Step 3: Check your nipples in the mirror to see whether there is any fluid flowing from one or both of them (this could be a watery, milky, or yellow fluid or blood).

Breast Screening – Self-Exam and Mammogram

Step 4

Next, while laying down, feel your breasts with your right hand on your left breast and your left hand on your right breast. Keep your fingers flat and close together while applying a firm, smooth touch to the first few finger pads of your hand. Make a quarter-sized circular motion while applying the product.

Breast cancer awareness and practice of breast self examination among women  of childbearing age – Dutable

From your collarbone to the top of your abdomen, and from your armpit to your cleavage, cover the whole breast from top to bottom and side to side.

To ensure that you cover the whole breast, follow a pattern. Starting at the nipple, you may make increasing-sized circles until you reach the breast’s outer border. You may also mow a lawn by arranging your fingers in rows and moving them vertically up and down. The majority of women tend to respond well to this up-and-down strategy. Make careful to feel the tissue in each area of your breasts, from the front to the back: apply light pressure on the skin and tissue immediately underneath, medium pressure on the tissue in the center of your breasts, and hard pressure on the deep tissue in the rear. You should be able to feel all the way to your ribs after you’ve reached the deep tissue.

Step 5: Finally, whether standing or sitting, feel your breasts. Many females choose to do this step in the shower since they discover that it is simplest to feel their breasts when their skin is moist and slick. Using the same hand motions as in step 4, completely cover your breast.

Breast Self-examination

Here Are Changes in your Breasts that are not cancer But Can happen during your life.

Most women’s breasts change at different times throughout their lives.

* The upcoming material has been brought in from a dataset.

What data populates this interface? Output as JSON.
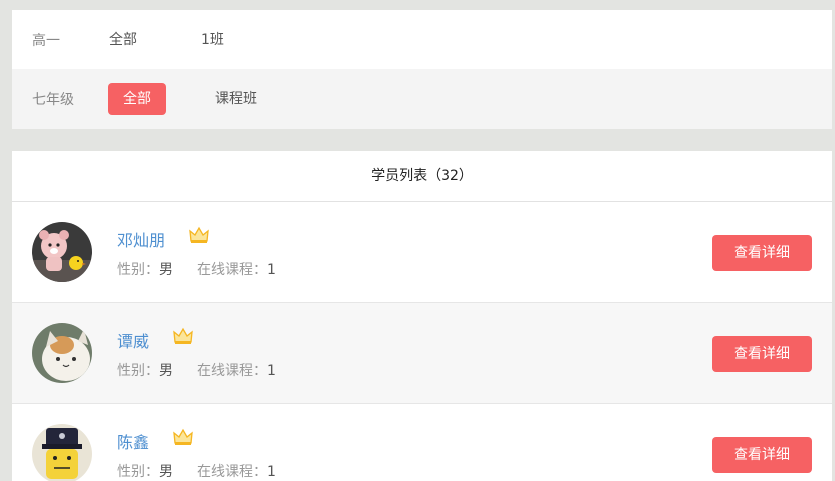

  • Your breasts may feel swollen, tender, or painful before or during your period. Because of the extra fluid in your breasts, you may also feel one or more lumps during this time. Your doctor may want you to come back at a different time in your menstrual cycle to check on the lump and see if it has changed.
  •  
  • During pregnancy, you might feel like your breasts are lumpy. Most of the time, this is because the number and size of the glands that make milk are growing. You might get mastitis if you breastfeed for a long time. When a milk duct gets clogged up, this happens. When you have mastitis, your breast looks red and feels lumpy, warm, and painful. It can be caused by an infection, and antibiotics are often used to treat it. The duct may need to be drained sometimes.
     
  • As you approach menopause, your hormone levels change. Even when you’re not having your period, this can make your breasts feel sore. You may also notice that your breasts feel lumpier than they did before.
     
  • If you take hormones, like those in birth control pills, hormone therapy for menopause, or injections, your breasts may get fuller. This can make it harder to figure out what a mammogram means. If you are taking hormones, be sure to tell your doctor or nurse.
     
  • After menopause, your hormone levels drop. You may no longer have lumps, pain, or discharge from your nipple.

References:

https://medlineplus.gov/ency/article/001993.htm